## What to produce:
Please copy every line of the records below that holds the word "границы".

## Website and app data records:

◆ ◆ ◆ ◆

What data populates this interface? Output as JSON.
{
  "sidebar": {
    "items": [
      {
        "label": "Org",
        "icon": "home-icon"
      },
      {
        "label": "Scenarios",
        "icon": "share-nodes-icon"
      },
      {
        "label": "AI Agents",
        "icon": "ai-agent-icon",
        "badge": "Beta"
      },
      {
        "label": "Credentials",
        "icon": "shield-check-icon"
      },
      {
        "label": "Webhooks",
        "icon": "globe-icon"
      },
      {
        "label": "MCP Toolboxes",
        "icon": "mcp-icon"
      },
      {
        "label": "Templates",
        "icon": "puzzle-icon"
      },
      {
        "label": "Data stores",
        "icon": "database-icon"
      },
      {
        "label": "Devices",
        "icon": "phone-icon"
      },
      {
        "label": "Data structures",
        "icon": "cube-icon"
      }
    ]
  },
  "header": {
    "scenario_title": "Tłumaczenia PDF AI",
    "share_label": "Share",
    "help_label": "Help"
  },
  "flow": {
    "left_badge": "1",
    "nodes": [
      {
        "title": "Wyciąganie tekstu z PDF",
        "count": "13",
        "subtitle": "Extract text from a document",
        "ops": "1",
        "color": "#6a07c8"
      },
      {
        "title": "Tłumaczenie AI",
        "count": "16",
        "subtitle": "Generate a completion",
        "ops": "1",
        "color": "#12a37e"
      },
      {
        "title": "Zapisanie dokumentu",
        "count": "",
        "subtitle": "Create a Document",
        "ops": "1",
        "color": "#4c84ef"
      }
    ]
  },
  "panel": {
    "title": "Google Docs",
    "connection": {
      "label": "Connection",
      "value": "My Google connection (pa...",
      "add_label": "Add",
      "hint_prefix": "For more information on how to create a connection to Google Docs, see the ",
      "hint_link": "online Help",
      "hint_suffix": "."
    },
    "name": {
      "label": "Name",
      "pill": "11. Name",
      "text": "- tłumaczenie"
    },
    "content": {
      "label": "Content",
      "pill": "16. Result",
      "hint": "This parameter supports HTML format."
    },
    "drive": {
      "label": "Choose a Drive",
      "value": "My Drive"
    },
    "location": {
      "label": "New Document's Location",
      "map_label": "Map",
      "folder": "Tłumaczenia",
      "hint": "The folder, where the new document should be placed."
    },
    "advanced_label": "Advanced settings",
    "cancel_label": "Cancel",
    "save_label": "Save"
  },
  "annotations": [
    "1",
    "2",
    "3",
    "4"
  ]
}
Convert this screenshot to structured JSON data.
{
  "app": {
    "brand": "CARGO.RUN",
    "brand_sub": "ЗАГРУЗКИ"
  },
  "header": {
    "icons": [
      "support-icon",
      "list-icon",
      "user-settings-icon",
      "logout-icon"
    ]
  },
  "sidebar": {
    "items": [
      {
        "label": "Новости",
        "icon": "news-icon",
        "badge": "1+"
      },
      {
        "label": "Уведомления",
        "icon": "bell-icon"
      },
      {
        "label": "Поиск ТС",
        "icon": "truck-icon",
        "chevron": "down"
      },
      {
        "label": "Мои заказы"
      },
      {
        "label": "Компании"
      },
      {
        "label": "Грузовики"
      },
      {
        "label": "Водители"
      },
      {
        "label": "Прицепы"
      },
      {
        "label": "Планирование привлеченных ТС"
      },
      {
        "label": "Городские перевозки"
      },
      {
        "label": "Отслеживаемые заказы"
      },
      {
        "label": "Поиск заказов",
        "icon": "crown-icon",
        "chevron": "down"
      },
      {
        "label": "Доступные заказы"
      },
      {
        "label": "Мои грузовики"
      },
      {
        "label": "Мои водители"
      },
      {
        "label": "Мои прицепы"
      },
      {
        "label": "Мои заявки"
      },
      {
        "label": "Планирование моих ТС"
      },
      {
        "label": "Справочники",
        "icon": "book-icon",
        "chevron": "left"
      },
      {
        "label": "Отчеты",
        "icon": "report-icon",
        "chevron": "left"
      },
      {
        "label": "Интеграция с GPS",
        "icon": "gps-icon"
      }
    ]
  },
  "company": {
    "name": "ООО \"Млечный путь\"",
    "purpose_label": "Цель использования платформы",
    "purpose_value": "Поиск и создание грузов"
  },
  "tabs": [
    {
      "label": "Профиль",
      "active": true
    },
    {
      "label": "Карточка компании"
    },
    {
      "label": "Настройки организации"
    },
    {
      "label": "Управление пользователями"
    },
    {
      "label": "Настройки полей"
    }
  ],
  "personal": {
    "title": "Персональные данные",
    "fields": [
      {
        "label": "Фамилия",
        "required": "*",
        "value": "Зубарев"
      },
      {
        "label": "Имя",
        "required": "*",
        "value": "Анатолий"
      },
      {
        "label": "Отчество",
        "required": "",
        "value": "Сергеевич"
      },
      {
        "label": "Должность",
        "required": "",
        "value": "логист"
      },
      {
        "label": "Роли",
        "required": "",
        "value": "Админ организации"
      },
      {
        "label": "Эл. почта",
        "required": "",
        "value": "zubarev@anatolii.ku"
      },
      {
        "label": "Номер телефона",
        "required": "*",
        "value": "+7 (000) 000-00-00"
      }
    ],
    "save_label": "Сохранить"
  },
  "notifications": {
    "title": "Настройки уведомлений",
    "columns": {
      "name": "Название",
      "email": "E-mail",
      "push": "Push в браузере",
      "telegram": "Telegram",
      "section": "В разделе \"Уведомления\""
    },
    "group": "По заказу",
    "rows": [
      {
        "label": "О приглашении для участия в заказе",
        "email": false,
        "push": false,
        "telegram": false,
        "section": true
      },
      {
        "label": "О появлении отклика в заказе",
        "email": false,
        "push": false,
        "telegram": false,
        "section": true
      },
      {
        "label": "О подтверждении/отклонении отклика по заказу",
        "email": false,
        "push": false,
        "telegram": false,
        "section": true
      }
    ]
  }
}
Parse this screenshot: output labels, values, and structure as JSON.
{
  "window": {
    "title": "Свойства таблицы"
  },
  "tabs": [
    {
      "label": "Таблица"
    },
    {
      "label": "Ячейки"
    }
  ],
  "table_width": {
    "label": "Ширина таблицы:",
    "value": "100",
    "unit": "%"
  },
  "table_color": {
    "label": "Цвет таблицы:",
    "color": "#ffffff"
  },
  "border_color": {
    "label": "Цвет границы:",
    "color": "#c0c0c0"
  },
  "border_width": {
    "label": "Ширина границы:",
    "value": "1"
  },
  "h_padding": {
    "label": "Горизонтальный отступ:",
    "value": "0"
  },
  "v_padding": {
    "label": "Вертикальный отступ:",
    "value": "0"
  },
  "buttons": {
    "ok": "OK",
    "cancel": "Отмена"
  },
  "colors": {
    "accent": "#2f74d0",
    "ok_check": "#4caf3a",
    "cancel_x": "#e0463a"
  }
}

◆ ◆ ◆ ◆

## Solution to this exercise:
    "label": "Цвет границы:",
    "label": "Ширина границы:",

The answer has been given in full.